- **TASK TO CARRY OUT**: Could you return all of the entries below exactly, minus the pictures?

- **AVAILABLE RECORDS**:
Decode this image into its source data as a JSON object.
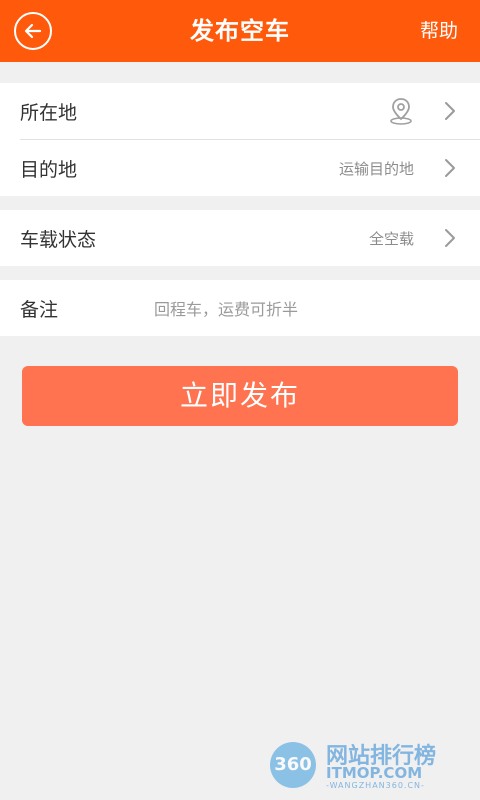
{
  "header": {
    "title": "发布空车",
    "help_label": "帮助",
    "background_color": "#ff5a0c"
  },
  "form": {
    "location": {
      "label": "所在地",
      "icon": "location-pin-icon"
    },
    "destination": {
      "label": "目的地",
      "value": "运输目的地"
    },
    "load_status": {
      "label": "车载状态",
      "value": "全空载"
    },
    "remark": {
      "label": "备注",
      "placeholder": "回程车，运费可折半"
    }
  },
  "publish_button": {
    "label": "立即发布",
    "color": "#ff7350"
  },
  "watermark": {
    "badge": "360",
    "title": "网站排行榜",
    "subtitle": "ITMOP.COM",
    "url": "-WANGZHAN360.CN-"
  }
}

- **EXPECTED OUTPUT**:
Decode this image into its source data as a JSON object.
{
  "header": {
    "title": "发布空车",
    "help_label": "帮助",
    "background_color": "#ff5a0c"
  },
  "form": {
    "location": {
      "label": "所在地",
      "icon": "location-pin-icon"
    },
    "destination": {
      "label": "目的地",
      "value": "运输目的地"
    },
    "load_status": {
      "label": "车载状态",
      "value": "全空载"
    },
    "remark": {
      "label": "备注",
      "placeholder": "回程车，运费可折半"
    }
  },
  "publish_button": {
    "label": "立即发布",
    "color": "#ff7350"
  },
  "watermark": {
    "badge": "360",
    "title": "网站排行榜",
    "subtitle": "ITMOP.COM",
    "url": "-WANGZHAN360.CN-"
  }
}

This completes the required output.